The term “technical debt” was first introduced by Ward Cunningham as a metaphor. It was in the early 90s, when the rift between developers and business people was growing wide. The business people would urge developers do release untested, ugly code. The developers tried to explain why this was a bad mistake. (Not like today, right?)
The metaphor of debt in code and design goes like this: We start at an optimal level of code. In the next release, we’re adding a new feature. This would take E effort (assuming estimations are viable. Work with me here).
If our level of code was less than optimal, the effort will be E + T. Where T is the technical debt. Writing bad code is like going further into debt. We take the loan now, and we repay the debt later. The bigger the mess, the larger the delay in the next release.
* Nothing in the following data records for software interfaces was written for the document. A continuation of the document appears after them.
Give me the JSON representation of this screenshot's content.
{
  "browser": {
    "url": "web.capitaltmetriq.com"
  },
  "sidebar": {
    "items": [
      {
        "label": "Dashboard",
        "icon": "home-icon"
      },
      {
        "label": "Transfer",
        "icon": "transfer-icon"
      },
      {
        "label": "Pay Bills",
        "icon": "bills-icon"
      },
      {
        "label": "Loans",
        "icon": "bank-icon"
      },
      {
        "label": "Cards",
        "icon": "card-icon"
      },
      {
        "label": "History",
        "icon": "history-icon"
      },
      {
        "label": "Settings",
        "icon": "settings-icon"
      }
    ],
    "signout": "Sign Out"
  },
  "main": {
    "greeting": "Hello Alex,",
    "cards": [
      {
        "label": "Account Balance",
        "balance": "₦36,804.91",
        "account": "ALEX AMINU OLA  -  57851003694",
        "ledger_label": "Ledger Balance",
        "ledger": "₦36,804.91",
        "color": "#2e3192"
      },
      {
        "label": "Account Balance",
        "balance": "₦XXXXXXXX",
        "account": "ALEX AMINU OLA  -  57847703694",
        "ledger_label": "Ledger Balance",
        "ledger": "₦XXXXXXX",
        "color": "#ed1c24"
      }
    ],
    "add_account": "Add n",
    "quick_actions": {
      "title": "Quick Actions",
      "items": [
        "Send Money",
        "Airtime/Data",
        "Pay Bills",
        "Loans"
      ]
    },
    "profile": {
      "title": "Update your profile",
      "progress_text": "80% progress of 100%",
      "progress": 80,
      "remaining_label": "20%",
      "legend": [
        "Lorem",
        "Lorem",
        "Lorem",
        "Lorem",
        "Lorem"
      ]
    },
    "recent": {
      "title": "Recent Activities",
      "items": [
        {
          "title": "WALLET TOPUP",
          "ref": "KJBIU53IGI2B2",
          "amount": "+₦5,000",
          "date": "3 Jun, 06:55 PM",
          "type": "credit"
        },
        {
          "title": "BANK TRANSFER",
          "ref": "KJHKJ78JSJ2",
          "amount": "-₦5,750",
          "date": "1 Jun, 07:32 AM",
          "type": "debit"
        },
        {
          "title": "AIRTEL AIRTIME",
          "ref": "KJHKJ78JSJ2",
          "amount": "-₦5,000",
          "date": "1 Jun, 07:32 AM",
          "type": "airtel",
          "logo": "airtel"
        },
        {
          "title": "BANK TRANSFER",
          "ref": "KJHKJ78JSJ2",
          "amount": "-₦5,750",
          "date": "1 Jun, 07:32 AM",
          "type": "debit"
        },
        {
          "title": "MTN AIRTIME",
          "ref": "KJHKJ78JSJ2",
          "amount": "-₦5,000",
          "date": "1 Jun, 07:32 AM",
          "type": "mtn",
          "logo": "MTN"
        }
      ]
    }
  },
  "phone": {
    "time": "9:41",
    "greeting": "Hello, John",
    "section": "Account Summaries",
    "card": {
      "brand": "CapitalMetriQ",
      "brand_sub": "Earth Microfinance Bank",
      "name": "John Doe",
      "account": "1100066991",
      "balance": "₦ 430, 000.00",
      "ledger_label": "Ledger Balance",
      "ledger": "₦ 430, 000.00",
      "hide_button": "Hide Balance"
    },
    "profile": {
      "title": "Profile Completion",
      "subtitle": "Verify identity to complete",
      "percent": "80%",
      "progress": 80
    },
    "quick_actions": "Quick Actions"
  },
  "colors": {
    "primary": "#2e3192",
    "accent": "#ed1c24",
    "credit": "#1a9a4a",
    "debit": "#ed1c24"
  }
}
It’s a good metaphor. And like everything good, we managed to botch it too.
Most projects are still released much earlier than the developers have wanted. Assuming that developers are not just being stubborn (again, work with me), you would think that the metaphor has failed us. We didn’t manage to get the message across to the business.
We’ve done an awesome job explaining. The business people understand it. They are just willing to take the loan now.
Can you blame them? First, they want something out there, in the field, that will sell now. According to their experience with developers, business people don’t know when, or even if, the next release will happen. In our complex world, we don’t know what will happen in time for the next release. Maybe working on the code now will make it easier to work on for the next release, but the next release may include completely different features, on different code.
Let’s assume that there is a discussion at one point before release. It’s about delaying the release and making the code better or releasing now. My money is on the decision of early release at the cost of less quality. The business would rather have something now, and damn the torpedoes.
But it’s not just that.
Complexity is very cruel. It makes it hard to evaluate the actual technical debt in hindsight. So you can say to your boss, “that decision you made last time cost us extra 3 weeks”, but the number would be completely made up. We can’t really know how much was really spent extra just because the code wasn’t good enough. What if it was, but a whole new team worked on it that didn’t know it before?
If hindsight doesn’t work, you can probably guess that the estimated repayment on current technical debt is even more problematic. Unfortunately, that doesn’t stop people from trying.
SonarQube, for example, has a module that lets you calculate your technical debt. It takes into account code duplication, coverage and complexity metrics, along with all kinds of numbers, puts them all in a bowl and comes up with a number you can show your boss at the point of decision. How cool is that?
Ok, first things first: don’t show this to your boss. She will not be impressed with a made up number, concocted by a black magic formula. Besides, if you have something that predicts the future, use it to become your own boss.
When I first saw this, the tech debt number (in man-days) was presented for everyone (yay for visibility!). Most people ignored it, because the number was so big, contemplating a plan of how to close the gap (as if it was accurate) was really out of the question.
We’re using tools, again to avoid uncertainty, and create a simple mirage. Some people will even believe it. And make decisions based on it. As with any estimates, if you don’t have data, they aren’t worth much. And no, you can’t translate code duplication into man-hours, unless your developers are mindless typists.
Technical debt is a good metaphor to explain, but it fails in both the goal we want it to achieve, and burns any trace of reliability on the way.
It’s time to let it go.